Joe and Roz – played by Tommy Burgess and Olivia Bromley – are a happy couple who have just started a family, until their lives are changed beyond recognition by Joe’s experience as a soldier in Iraq. Joe returns scarred by PTSD, just as his father who had served in the same region years before, and the picture-perfect setting unravels.

It’s a simple, but powerful tale, that should be politically charged, but as the play goes on, the writing tries to feed in too many supporting stories – such as snogging therapists in Iraq (Josephine Rogers and Jeremy Drakes), and Roz and their now 13-year-old daughter Lisa’s move to Australia. Although this leads to one of the best moments of direction where Joe and Lisa communicate from two sides of the same table over Skype.

Tommy Burgess is Gold Coast’s saviour.

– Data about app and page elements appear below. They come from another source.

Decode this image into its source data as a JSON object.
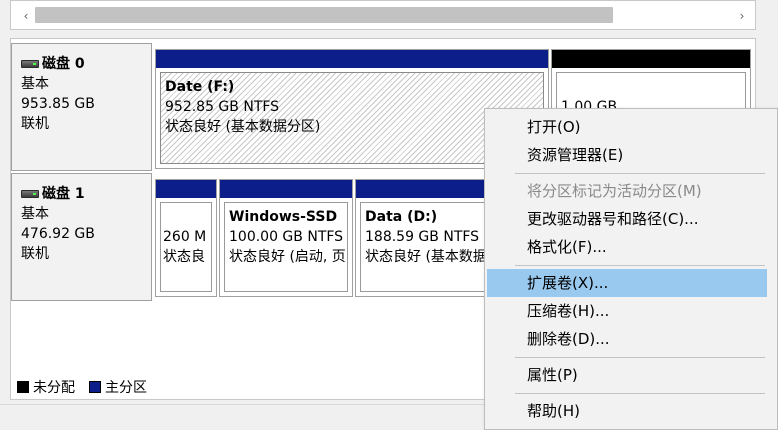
{
  "scrollbar": {
    "left_arrow": "‹",
    "right_arrow": "›"
  },
  "disks": [
    {
      "name": "磁盘 0",
      "type": "基本",
      "size": "953.85 GB",
      "status": "联机",
      "partitions": [
        {
          "title": "Date  (F:)",
          "line1": "952.85 GB NTFS",
          "line2": "状态良好 (基本数据分区)"
        },
        {
          "title": "",
          "line1": "1.00 GB",
          "line2": ""
        }
      ]
    },
    {
      "name": "磁盘 1",
      "type": "基本",
      "size": "476.92 GB",
      "status": "联机",
      "partitions": [
        {
          "title": "",
          "line1": "260 M",
          "line2": "状态良"
        },
        {
          "title": "Windows-SSD",
          "line1": "100.00 GB NTFS",
          "line2": "状态良好 (启动, 页"
        },
        {
          "title": "Data  (D:)",
          "line1": "188.59 GB NTFS",
          "line2": "状态良好 (基本数据"
        }
      ]
    }
  ],
  "legend": {
    "unallocated": "未分配",
    "primary": "主分区"
  },
  "colors": {
    "primary": "#0b1e8a",
    "unallocated": "#000000",
    "menu_highlight": "#99c9ef"
  },
  "context_menu": {
    "open": "打开(O)",
    "explorer": "资源管理器(E)",
    "mark_active": "将分区标记为活动分区(M)",
    "change_letter": "更改驱动器号和路径(C)...",
    "format": "格式化(F)...",
    "extend": "扩展卷(X)...",
    "shrink": "压缩卷(H)...",
    "delete": "删除卷(D)...",
    "properties": "属性(P)",
    "help": "帮助(H)"
  }
}
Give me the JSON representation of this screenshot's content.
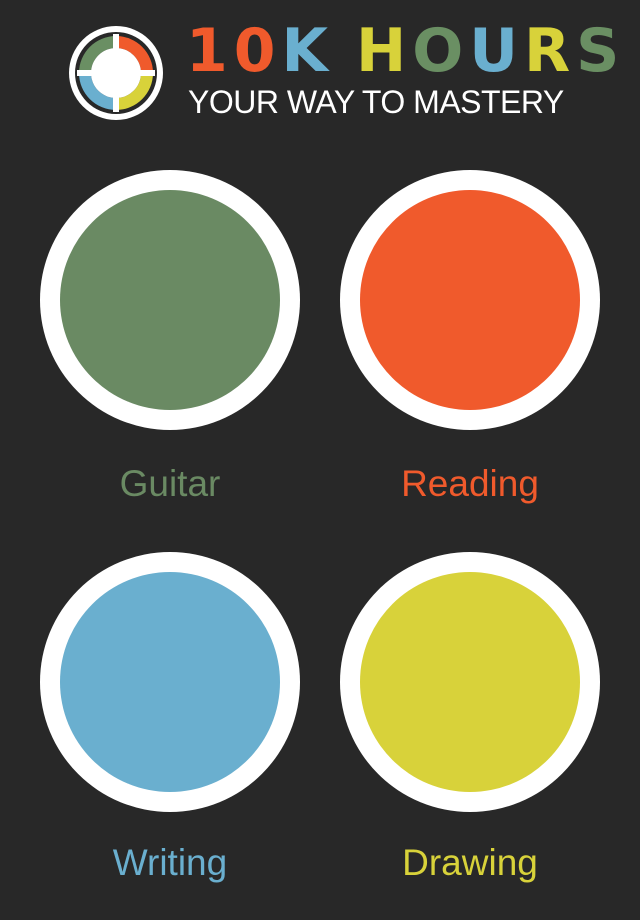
{
  "header": {
    "title_letters": [
      {
        "char": "1",
        "color": "#f05a2c"
      },
      {
        "char": "0",
        "color": "#f05a2c"
      },
      {
        "char": "K",
        "color": "#6aafcf"
      },
      {
        "char": "H",
        "color": "#d8d23a"
      },
      {
        "char": "O",
        "color": "#6a8f63"
      },
      {
        "char": "U",
        "color": "#6aafcf"
      },
      {
        "char": "R",
        "color": "#d8d23a"
      },
      {
        "char": "S",
        "color": "#6a8f63"
      }
    ],
    "subtitle": "YOUR WAY TO MASTERY",
    "logo_icon": "progress-ring-logo-icon"
  },
  "skills": [
    {
      "label": "Guitar",
      "color": "#6a8a63"
    },
    {
      "label": "Reading",
      "color": "#f05a2c"
    },
    {
      "label": "Writing",
      "color": "#6aafcf"
    },
    {
      "label": "Drawing",
      "color": "#d8d23a"
    }
  ]
}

His performance as the tortured Joe, balances guilt and innocence, love and self-loathing, fear and strength. It is one of those rare moments where the actor ceases to be himself, and the audience is transfixed in suspended belief.

Sadly, the others, while offering glimmers of talent are overshadowed by Burgess. Bromley is a slightly stilted Roz. While she captures something of the pain of having her life put on hold by her PTSD-suffering husband, that genuine fire is missing. That said she is far more impressive when she jumps forward to playing the role of their daughter, Lisa. Here, Bromley seems to feel more comfortable and this is reflected by the chuckles that emanate, on cue, from the audience.

It must be mentioned that Rogers shows great promise (and a craic-ing Irish accent) as Simone, the eccentric therapist-cum-sex-healer, but frankly it is a plot distraction that perhaps we can do without. The question of sex, whether it be with Joe’s therapist, the impotence he experiences when he comes back from war, or even the scene which suggests Joe was groomed by a paedophile after his father’s death, is pertinent, but despite a myriad of references, it is never properly tackled and becomes too diluted to have real impact.

Gold Coast is by no means bad, but you leave feeling slightly confused. This is Joe’s story, yet despite a remarkable performance from Tommy Burgess, the surrounding fanfare and gimmick become too much of a distraction.

Gold Coast is playing at Theatre 503 until 17 February 2018.

Photo: Bernadette Baksa